MIAMI, Sept. 29 (UPI) -- Tropical Storm Joaquin is expected to strengthen while moving north of the East Coast, potentially bringing bands of rain, winds and heavy surf to beaches through early next week.
National Hurricane Center forecasters reported the storm shows increasing organization, though wind shear has kept it from having a completely closed circulation. The heaviest storm activity is along its south and east sections. An Air Force hurricane hunter reconnaissance plane was scheduled to investigate the storm Tuesday afternoon.
The storm is currently northeast of the Bahamas and headed west toward Florida at 5 mph. It is expected to make an abrupt turn to the north Thursday and Friday before reaching the Bahamas. It is expected to accelerate and be several hundred miles off the North Carolina coast Sunday morning.
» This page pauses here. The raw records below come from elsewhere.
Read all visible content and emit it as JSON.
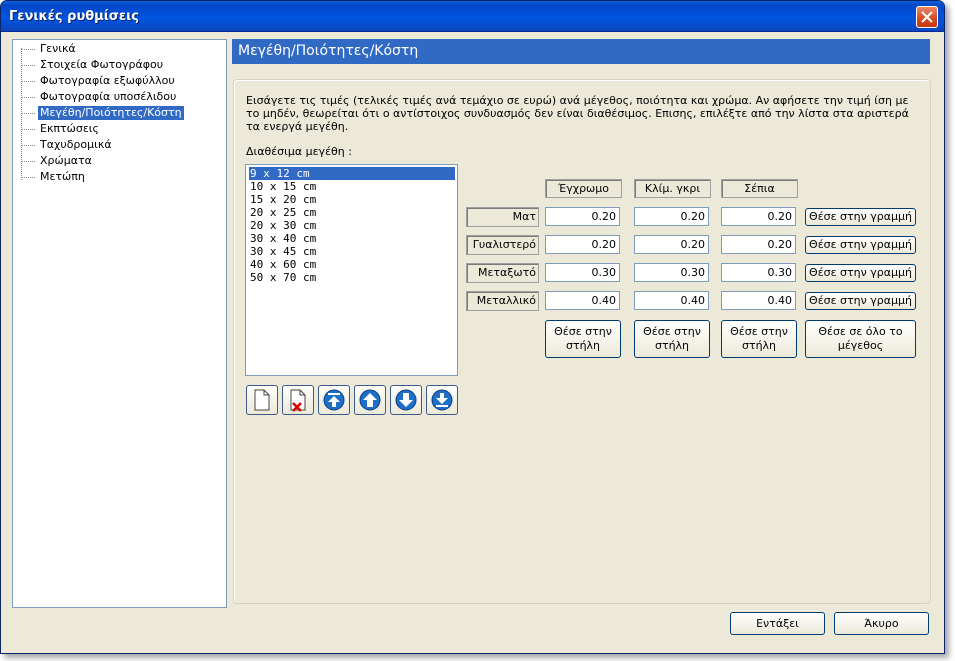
{
  "window": {
    "title": "Γενικές ρυθμίσεις"
  },
  "tree": {
    "items": [
      {
        "label": "Γενικά",
        "selected": false
      },
      {
        "label": "Στοιχεία Φωτογράφου",
        "selected": false
      },
      {
        "label": "Φωτογραφία εξωφύλλου",
        "selected": false
      },
      {
        "label": "Φωτογραφία υποσέλιδου",
        "selected": false
      },
      {
        "label": "Μεγέθη/Ποιότητες/Κόστη",
        "selected": true
      },
      {
        "label": "Εκπτώσεις",
        "selected": false
      },
      {
        "label": "Ταχυδρομικά",
        "selected": false
      },
      {
        "label": "Χρώματα",
        "selected": false
      },
      {
        "label": "Μετώπη",
        "selected": false
      }
    ]
  },
  "section": {
    "title": "Μεγέθη/Ποιότητες/Κόστη",
    "description_line1": "Εισάγετε τις τιμές (τελικές τιμές ανά τεμάχιο σε ευρώ) ανά μέγεθος, ποιότητα και χρώμα. Αν αφήσετε την τιμή ίση με",
    "description_line2": "το μηδέν, θεωρείται ότι ο αντίστοιχος συνδυασμός δεν είναι διαθέσιμος. Επισης, επιλέξτε από την λίστα στα αριστερά",
    "description_line3": "τα ενεργά μεγέθη.",
    "sizes_label": "Διαθέσιμα μεγέθη :"
  },
  "sizes": [
    "9 x 12 cm",
    "10 x 15 cm",
    "15 x 20 cm",
    "20 x 25 cm",
    "20 x 30 cm",
    "30 x 40 cm",
    "30 x 45 cm",
    "40 x 60 cm",
    "50 x 70 cm"
  ],
  "grid": {
    "columns": [
      "Έγχρωμο",
      "Κλίμ. γκρι",
      "Σέπια"
    ],
    "rows": [
      {
        "label": "Ματ",
        "values": [
          "0.20",
          "0.20",
          "0.20"
        ]
      },
      {
        "label": "Γυαλιστερό",
        "values": [
          "0.20",
          "0.20",
          "0.20"
        ]
      },
      {
        "label": "Μεταξωτό",
        "values": [
          "0.30",
          "0.30",
          "0.30"
        ]
      },
      {
        "label": "Μεταλλικό",
        "values": [
          "0.40",
          "0.40",
          "0.40"
        ]
      }
    ],
    "row_button": "Θέσε στην γραμμή",
    "col_button_line1": "Θέσε στην",
    "col_button_line2": "στήλη",
    "all_button_line1": "Θέσε σε όλο το",
    "all_button_line2": "μέγεθος"
  },
  "buttons": {
    "ok": "Εντάξει",
    "cancel": "Άκυρο"
  }
}
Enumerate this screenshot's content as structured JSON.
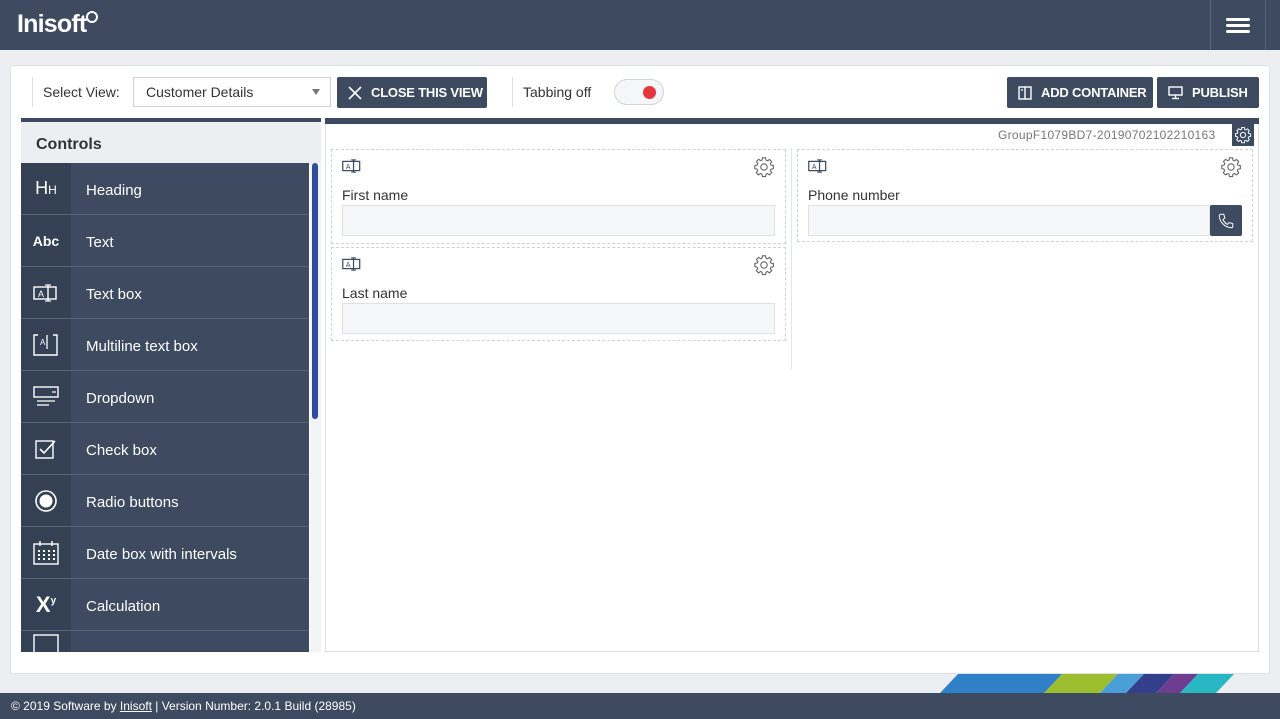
{
  "app": {
    "logo": "Inisoft"
  },
  "toolbar": {
    "select_view_label": "Select View:",
    "select_view_value": "Customer Details",
    "close_view_label": "CLOSE THIS VIEW",
    "tabbing_label": "Tabbing off",
    "tabbing_on": false,
    "add_container_label": "ADD CONTAINER",
    "publish_label": "PUBLISH"
  },
  "sidebar": {
    "title": "Controls",
    "items": [
      {
        "label": "Heading",
        "icon": "heading-icon"
      },
      {
        "label": "Text",
        "icon": "text-icon"
      },
      {
        "label": "Text box",
        "icon": "textbox-icon"
      },
      {
        "label": "Multiline text box",
        "icon": "multiline-textbox-icon"
      },
      {
        "label": "Dropdown",
        "icon": "dropdown-icon"
      },
      {
        "label": "Check box",
        "icon": "checkbox-icon"
      },
      {
        "label": "Radio buttons",
        "icon": "radio-icon"
      },
      {
        "label": "Date box with intervals",
        "icon": "calendar-icon"
      },
      {
        "label": "Calculation",
        "icon": "calculation-icon"
      }
    ]
  },
  "canvas": {
    "group_id": "GroupF1079BD7-20190702102210163",
    "fields": {
      "first_name": {
        "label": "First name",
        "value": ""
      },
      "last_name": {
        "label": "Last name",
        "value": ""
      },
      "phone_number": {
        "label": "Phone number",
        "value": ""
      }
    }
  },
  "footer": {
    "copyright": "© 2019 Software by ",
    "company_link": "Inisoft",
    "version": " | Version Number: 2.0.1 Build (28985)"
  },
  "colors": {
    "primary": "#3d4a5f",
    "toggle_off": "#e4373c",
    "scrollbar": "#2f4c9e"
  }
}
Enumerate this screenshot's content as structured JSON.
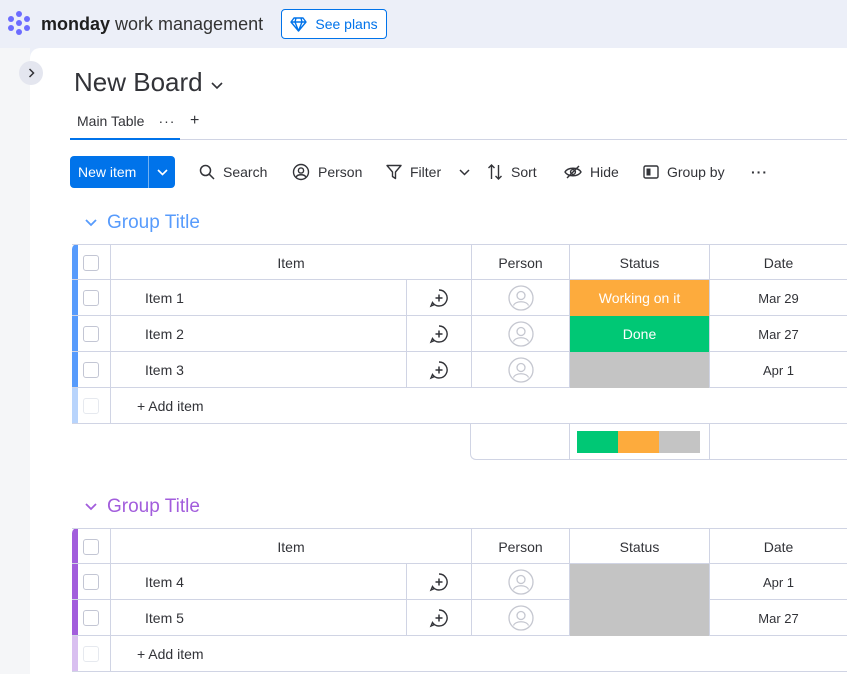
{
  "brand": {
    "name_bold": "monday",
    "name_light": " work management"
  },
  "topbar": {
    "see_plans_label": "See plans"
  },
  "board": {
    "title": "New Board"
  },
  "tabs": {
    "main_table_label": "Main Table",
    "more_label": "···",
    "add_label": "+"
  },
  "toolbar": {
    "new_item_label": "New item",
    "search_label": "Search",
    "person_label": "Person",
    "filter_label": "Filter",
    "sort_label": "Sort",
    "hide_label": "Hide",
    "group_by_label": "Group by",
    "more_label": "···"
  },
  "columns": {
    "item": "Item",
    "person": "Person",
    "status": "Status",
    "date": "Date"
  },
  "colors": {
    "accent": "#0073ea",
    "group1": "#579bfc",
    "group2": "#a25ddc",
    "working": "#fdab3d",
    "done": "#00c875",
    "empty": "#c4c4c4"
  },
  "groups": [
    {
      "title": "Group Title",
      "add_item_label": "+ Add item",
      "items": [
        {
          "name": "Item 1",
          "status": "Working on it",
          "date": "Mar 29"
        },
        {
          "name": "Item 2",
          "status": "Done",
          "date": "Mar 27"
        },
        {
          "name": "Item 3",
          "status": "",
          "date": "Apr 1"
        }
      ],
      "status_summary": {
        "done": 1,
        "working": 1,
        "empty": 1
      }
    },
    {
      "title": "Group Title",
      "add_item_label": "+ Add item",
      "items": [
        {
          "name": "Item 4",
          "status": "",
          "date": "Apr 1"
        },
        {
          "name": "Item 5",
          "status": "",
          "date": "Mar 27"
        }
      ]
    }
  ]
}
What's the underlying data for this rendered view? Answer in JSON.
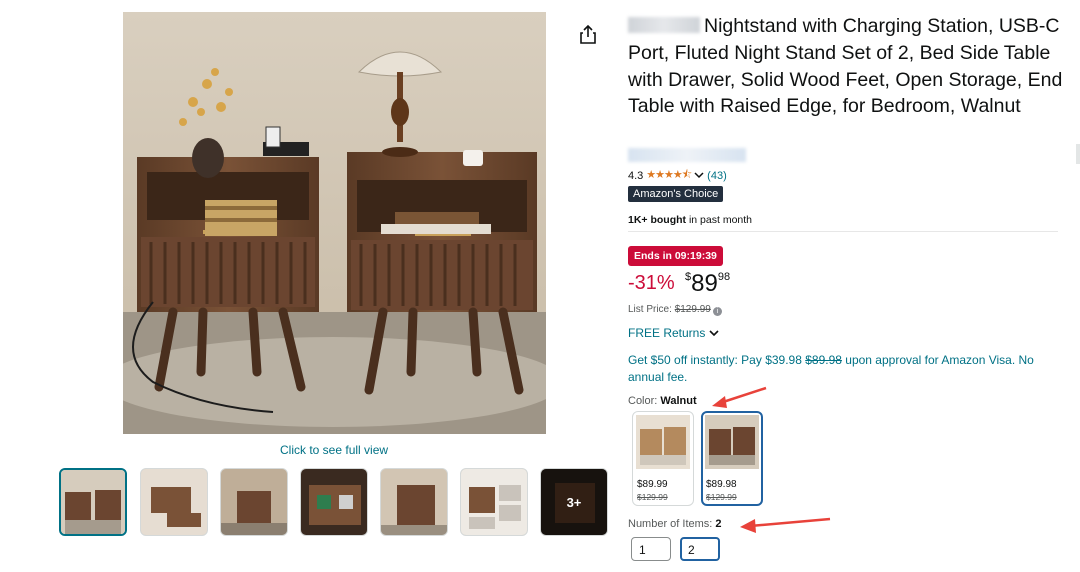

Forecasters warned their long-term track has a low confidence because of weather pattern uncertainties and a fairly wide range of possibilities in their computer models.
Wind shear keeping the storm from strengthening is expected to ease within 48 hours, which would allow Joaquin to approach hurricane strength in a few days. But confidence in that forecast also is low. Some long-range models predict Joaquin will make landfall in North Carolina or Virginia.
Two other stormy areas are being watched for possible development. One area of disturbed weather in north Florida now bringing tropical moisture across much of the state is given no chance of becoming a tropical system in the next 48 hours. Another northeast of the Lesser Antilles has a 10 percent chance.